### To do
Work out how many lines in the listing below include the word "name". Give nothing but the number.
────────────────────
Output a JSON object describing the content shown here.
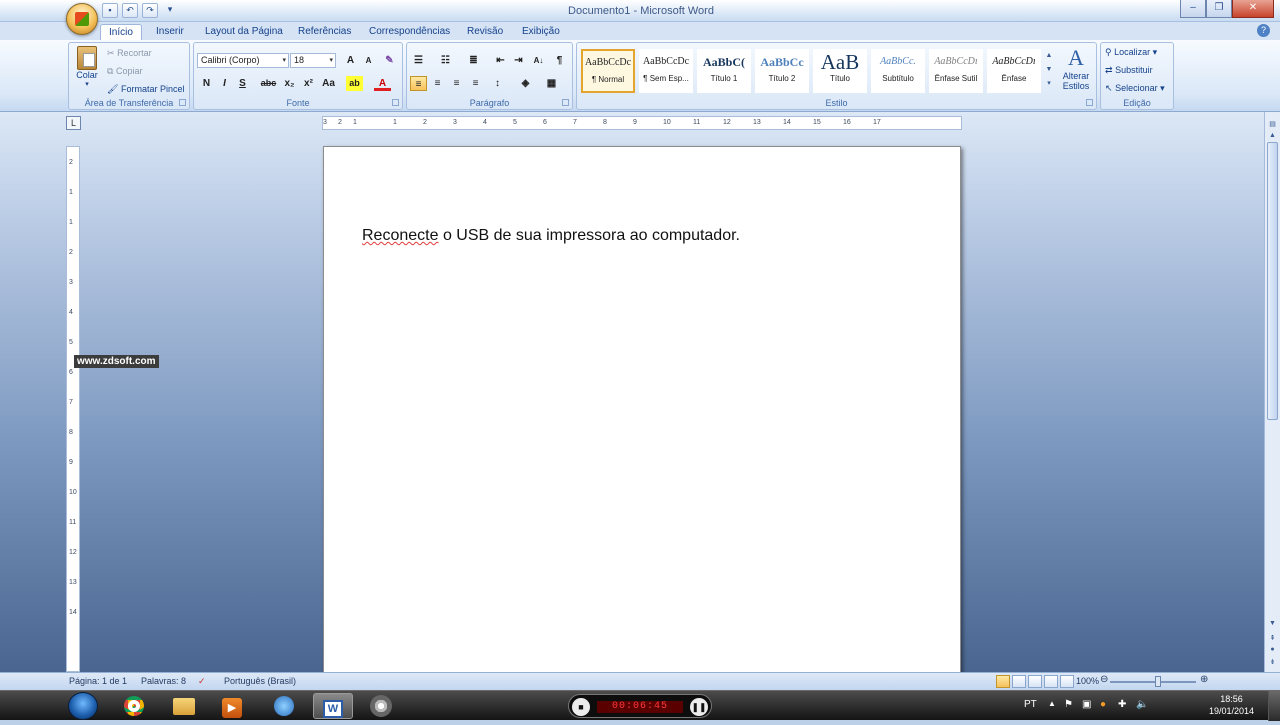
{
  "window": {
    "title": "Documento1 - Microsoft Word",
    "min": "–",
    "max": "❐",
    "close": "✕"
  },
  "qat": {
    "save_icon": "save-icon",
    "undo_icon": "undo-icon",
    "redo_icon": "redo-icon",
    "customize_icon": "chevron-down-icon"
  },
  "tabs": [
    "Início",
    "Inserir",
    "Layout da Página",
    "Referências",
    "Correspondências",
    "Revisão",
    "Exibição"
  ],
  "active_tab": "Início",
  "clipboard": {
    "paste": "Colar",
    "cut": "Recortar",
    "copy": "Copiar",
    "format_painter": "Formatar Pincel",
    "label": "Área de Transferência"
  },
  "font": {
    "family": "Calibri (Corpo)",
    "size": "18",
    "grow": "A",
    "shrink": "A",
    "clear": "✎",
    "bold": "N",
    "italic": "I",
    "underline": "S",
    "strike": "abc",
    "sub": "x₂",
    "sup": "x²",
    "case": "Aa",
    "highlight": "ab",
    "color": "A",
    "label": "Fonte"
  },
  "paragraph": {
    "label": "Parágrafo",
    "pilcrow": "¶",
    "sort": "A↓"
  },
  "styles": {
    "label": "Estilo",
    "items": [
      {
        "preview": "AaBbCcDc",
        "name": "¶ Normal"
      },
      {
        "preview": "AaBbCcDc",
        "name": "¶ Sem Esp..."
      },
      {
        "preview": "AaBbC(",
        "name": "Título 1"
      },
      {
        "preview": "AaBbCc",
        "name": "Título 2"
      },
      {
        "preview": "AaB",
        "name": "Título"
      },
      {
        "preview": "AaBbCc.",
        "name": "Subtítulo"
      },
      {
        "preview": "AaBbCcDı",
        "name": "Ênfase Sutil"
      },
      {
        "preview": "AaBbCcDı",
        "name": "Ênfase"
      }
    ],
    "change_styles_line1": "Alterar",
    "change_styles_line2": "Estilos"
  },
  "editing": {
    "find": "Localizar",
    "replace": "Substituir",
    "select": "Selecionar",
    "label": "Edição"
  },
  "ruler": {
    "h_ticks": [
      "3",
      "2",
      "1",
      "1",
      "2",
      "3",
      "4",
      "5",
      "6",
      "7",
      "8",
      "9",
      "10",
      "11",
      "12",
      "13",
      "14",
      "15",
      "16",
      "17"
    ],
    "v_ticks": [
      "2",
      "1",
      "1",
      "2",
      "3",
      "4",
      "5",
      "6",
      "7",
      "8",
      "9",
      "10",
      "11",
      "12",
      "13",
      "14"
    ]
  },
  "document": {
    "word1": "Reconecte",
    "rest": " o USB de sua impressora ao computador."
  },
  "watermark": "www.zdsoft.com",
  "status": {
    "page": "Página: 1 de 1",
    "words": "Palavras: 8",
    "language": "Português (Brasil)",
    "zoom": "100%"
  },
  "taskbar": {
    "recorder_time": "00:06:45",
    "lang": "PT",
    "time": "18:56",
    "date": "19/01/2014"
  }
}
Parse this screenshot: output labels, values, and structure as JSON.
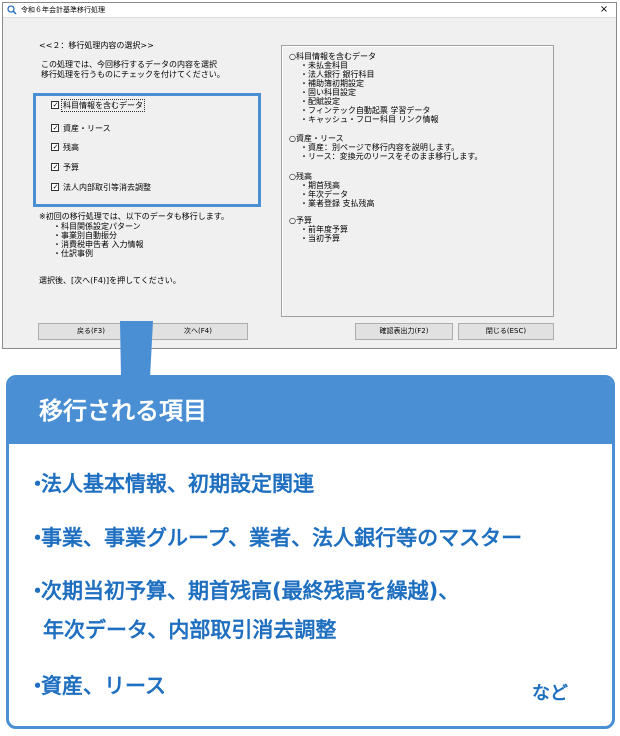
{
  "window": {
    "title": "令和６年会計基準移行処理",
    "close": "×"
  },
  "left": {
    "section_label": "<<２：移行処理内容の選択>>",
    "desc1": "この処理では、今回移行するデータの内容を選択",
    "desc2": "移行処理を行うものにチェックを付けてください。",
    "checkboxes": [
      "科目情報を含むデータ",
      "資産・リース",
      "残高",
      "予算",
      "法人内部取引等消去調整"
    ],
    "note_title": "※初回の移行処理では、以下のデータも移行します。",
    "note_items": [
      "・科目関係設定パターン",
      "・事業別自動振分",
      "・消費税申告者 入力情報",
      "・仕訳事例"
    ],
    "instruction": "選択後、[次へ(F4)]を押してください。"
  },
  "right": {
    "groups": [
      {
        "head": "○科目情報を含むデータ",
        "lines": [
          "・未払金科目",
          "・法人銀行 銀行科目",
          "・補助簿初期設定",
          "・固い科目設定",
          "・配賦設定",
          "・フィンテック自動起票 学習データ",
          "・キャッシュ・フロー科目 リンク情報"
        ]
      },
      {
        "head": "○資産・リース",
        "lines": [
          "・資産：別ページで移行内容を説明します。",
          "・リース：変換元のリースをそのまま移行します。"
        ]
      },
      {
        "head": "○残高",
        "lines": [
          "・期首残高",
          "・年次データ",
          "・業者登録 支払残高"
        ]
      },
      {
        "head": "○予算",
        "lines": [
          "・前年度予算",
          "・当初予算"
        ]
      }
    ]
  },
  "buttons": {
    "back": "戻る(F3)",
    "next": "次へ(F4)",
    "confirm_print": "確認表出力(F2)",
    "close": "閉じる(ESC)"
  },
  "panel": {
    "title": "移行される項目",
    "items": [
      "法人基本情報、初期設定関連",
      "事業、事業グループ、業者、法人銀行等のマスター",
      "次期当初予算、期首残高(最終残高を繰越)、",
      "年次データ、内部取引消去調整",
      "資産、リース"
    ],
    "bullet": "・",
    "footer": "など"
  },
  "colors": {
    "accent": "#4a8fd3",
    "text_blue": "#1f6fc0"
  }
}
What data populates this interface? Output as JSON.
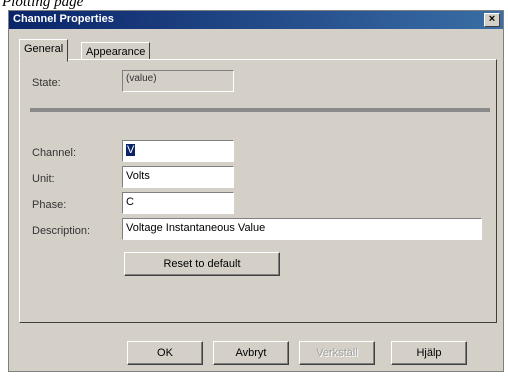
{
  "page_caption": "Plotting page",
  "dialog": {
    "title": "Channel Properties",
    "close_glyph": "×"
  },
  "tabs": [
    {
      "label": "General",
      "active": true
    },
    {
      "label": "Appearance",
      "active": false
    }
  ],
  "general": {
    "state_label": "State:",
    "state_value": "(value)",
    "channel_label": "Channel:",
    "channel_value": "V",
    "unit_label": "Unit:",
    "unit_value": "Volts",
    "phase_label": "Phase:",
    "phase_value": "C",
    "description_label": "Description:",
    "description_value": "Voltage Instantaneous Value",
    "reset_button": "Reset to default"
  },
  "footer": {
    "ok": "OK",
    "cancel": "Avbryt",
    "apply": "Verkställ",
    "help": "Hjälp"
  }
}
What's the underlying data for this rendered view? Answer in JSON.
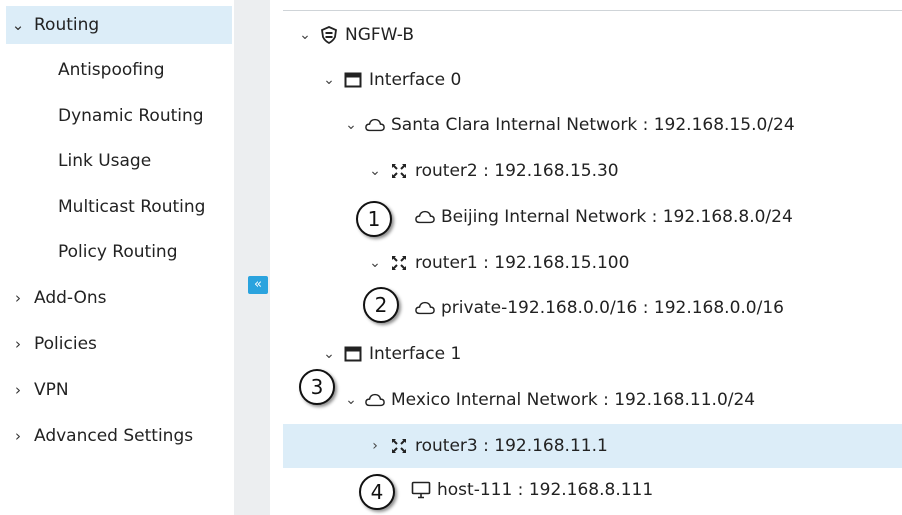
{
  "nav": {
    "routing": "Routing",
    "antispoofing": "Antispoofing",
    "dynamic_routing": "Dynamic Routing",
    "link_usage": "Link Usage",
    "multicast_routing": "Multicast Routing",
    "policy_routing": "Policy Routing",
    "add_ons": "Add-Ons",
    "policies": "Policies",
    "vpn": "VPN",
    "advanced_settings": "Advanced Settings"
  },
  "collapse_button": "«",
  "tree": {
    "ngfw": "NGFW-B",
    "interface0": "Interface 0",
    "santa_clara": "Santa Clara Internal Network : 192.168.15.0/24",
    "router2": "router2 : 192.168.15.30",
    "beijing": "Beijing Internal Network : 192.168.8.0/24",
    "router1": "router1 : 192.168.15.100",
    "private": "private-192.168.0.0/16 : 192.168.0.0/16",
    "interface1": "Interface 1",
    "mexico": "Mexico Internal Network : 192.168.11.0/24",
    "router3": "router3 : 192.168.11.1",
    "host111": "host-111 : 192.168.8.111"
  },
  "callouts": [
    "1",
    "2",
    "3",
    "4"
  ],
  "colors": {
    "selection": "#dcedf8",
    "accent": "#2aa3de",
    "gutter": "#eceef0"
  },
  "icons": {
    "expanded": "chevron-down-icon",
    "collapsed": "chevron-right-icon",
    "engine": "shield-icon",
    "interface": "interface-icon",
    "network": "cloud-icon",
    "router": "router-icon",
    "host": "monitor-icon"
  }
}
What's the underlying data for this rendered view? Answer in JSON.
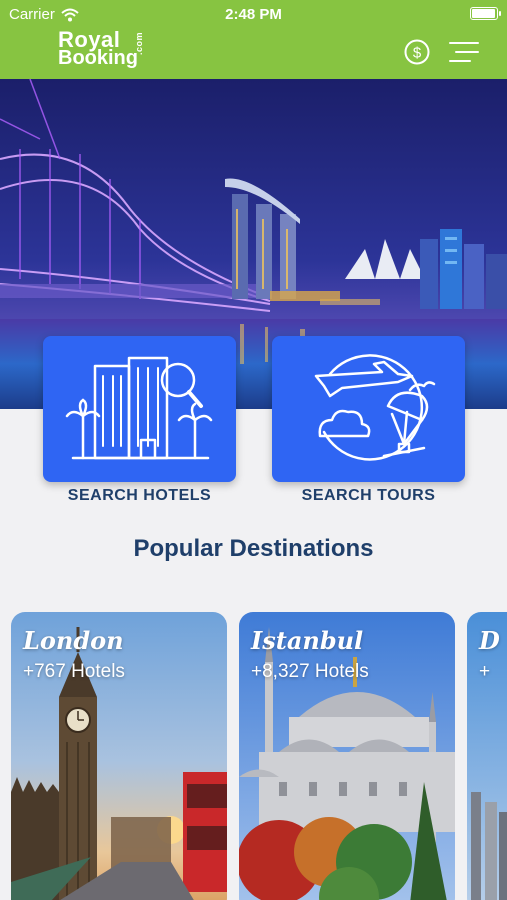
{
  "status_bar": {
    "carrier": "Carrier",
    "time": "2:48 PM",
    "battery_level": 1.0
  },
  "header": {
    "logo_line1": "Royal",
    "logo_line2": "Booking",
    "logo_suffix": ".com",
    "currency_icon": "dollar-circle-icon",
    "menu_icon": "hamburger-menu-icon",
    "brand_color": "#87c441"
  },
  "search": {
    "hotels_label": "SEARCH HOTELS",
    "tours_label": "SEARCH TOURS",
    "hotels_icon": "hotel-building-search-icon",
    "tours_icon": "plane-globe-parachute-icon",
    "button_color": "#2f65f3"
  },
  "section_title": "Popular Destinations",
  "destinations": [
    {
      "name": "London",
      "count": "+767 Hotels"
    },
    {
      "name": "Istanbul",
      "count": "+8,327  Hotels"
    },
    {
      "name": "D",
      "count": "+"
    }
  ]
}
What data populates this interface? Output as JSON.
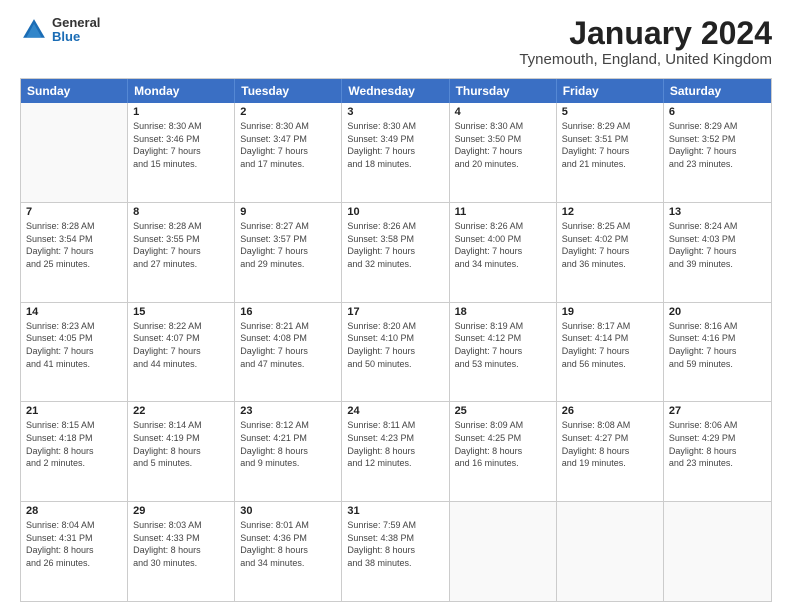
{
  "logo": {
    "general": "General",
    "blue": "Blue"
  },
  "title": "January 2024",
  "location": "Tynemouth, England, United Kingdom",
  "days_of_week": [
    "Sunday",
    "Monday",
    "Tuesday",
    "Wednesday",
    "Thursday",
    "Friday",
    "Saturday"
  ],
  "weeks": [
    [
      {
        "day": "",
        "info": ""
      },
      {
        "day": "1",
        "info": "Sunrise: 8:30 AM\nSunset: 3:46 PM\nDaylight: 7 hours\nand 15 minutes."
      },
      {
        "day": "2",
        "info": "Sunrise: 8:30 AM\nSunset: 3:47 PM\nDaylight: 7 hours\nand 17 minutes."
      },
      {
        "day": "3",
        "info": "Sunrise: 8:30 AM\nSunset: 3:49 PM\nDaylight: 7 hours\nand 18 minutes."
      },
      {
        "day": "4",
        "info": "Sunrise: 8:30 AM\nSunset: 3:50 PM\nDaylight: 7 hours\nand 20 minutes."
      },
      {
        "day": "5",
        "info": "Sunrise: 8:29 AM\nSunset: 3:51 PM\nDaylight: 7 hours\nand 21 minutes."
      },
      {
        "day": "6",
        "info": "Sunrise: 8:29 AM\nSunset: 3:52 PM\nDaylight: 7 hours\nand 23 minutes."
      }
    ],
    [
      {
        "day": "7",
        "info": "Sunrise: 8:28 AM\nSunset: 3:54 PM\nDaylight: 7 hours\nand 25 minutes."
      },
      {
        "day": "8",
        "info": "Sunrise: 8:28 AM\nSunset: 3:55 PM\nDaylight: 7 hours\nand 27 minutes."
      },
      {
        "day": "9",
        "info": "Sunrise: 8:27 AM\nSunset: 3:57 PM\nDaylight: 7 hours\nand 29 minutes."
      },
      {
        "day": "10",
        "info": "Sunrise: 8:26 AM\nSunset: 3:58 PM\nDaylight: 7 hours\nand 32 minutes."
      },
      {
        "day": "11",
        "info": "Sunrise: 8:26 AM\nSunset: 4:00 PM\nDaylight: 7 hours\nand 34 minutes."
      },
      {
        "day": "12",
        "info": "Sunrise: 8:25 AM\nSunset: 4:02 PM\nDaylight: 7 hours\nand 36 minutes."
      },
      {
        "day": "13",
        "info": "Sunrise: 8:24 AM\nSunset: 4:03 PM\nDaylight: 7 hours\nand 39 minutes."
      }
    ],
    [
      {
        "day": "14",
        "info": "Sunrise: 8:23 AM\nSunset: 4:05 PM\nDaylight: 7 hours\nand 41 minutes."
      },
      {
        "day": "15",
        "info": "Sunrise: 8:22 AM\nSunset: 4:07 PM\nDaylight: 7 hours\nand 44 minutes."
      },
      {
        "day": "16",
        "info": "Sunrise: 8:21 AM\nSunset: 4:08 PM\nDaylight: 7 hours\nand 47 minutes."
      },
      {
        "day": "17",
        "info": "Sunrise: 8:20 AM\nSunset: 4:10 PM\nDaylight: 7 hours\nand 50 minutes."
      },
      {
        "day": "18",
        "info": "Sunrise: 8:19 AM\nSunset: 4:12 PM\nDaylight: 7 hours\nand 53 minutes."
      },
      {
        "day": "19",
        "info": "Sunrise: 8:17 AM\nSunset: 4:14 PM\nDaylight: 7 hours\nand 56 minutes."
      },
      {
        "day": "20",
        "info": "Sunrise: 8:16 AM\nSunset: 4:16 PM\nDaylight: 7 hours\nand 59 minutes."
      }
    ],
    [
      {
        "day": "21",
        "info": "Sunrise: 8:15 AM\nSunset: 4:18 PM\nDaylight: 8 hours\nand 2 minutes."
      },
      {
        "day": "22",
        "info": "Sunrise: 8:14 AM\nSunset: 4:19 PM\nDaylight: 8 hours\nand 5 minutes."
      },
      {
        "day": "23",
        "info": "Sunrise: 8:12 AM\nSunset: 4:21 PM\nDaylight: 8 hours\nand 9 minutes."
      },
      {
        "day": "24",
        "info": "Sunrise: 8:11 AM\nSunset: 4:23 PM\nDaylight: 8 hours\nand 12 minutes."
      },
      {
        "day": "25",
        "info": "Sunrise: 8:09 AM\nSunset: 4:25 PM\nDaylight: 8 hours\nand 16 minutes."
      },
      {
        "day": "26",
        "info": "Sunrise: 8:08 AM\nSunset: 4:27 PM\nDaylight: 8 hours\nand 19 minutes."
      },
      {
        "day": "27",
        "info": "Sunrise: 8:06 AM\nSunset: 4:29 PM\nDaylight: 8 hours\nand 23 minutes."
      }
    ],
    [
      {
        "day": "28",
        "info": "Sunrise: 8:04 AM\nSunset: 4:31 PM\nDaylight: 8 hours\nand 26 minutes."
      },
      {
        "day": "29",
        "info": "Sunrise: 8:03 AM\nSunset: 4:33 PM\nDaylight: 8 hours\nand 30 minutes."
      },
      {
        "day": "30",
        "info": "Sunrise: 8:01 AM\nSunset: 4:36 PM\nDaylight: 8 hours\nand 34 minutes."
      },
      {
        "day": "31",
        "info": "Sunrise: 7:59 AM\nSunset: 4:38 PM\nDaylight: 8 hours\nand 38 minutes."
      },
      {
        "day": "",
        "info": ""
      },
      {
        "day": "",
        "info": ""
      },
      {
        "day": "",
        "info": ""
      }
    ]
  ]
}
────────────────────
### Completed task
11